The Bible study group I belong to has been studying the New Testament book of II Corinthians, and one thing that really struck me about the book is the lessons it gives on authority.
In this book the Apostle Paul attempts (among other things) to persuade the Corinthians that he is a true apostle, and that the so-called "super apostles" that the people have fallen for are not.
Before telling you how Paul makes the point that he is legit, let me tell you how he does not make his point. It struck me that if the early church was organized in a heirarchical fashion, then the most obvious thing for Paul to do would have been to say something like this: "I was appointed by the official church leadership to be an apostle. Those fakes were not. End of discussion!"
But he doesn't do that. He explains and praises and argues and pleads and threatens and is ironic and urges the people to consider how he has lived among them. He knows they're upset that he didn't visit them as he had planned, so he tells his reasons; he knows the false apostles have sown seeds of doubt about his integrity, so he reminds them that he has never taken any money from them. But though he seems to use every tool available to him - much as a distraught parent might with a child - he never once cites any earthly authority, only God: "Paul, an apostle of Jesus Christ by the will of God."
Though not conclusive, this suggests to me that the early church was probably not organized in a thoroughly heirarchical fashion.
Also, Paul was collecting money for a church in great need (apparently the church in Jerusalem) and the churches in Greece/Macedonia appointed a man to accompany Paul to make sure the money was spent properly.

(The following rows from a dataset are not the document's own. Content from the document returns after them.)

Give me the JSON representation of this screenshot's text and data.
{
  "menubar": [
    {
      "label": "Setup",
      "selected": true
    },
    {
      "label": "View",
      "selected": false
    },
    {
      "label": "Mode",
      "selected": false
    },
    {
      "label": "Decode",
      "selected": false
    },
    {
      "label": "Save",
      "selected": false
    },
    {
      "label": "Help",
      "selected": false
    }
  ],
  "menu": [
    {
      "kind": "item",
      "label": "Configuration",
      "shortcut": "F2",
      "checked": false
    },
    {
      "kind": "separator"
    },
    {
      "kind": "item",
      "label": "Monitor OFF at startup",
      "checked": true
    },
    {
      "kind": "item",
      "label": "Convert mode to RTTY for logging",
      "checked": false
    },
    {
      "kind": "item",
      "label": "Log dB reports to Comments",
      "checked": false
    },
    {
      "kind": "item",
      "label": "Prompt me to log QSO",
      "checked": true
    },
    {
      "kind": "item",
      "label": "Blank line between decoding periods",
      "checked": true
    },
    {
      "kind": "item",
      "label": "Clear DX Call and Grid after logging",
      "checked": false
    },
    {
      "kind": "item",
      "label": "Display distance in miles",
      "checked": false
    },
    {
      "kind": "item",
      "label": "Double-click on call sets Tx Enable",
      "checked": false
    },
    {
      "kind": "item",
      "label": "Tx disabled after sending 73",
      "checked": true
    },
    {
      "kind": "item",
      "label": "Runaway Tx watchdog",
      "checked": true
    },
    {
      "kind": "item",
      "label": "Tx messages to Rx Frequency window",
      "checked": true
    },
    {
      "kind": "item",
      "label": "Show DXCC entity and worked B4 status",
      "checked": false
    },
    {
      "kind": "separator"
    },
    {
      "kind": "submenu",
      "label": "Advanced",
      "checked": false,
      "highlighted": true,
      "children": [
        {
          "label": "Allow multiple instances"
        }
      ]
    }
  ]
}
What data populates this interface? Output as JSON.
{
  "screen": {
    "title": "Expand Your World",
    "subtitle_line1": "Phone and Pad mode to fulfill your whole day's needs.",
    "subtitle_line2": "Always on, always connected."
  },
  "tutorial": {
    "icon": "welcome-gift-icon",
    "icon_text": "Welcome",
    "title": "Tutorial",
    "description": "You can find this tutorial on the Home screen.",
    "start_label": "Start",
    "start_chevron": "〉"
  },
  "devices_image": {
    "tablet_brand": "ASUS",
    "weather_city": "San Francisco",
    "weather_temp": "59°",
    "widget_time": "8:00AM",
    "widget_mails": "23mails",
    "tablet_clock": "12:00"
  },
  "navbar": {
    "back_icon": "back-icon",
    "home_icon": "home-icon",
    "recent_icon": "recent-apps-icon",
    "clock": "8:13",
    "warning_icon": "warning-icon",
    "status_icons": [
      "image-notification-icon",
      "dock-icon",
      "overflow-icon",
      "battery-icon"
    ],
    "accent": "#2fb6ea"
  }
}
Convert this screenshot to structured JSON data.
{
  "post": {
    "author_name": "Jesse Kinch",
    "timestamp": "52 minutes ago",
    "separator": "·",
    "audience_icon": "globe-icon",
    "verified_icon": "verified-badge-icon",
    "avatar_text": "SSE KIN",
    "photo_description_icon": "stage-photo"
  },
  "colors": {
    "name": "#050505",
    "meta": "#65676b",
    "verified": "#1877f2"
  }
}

I am awestruck! The churches had that authority and the great apostle Paul was perfectly willing to be watched to make sure he didn't steal money. What a lesson in godly humility! And in light of this, how can any church or parachurch organization refuse to have regular audits or otherwise demonstrate to those who give that the money they receive is being properly used?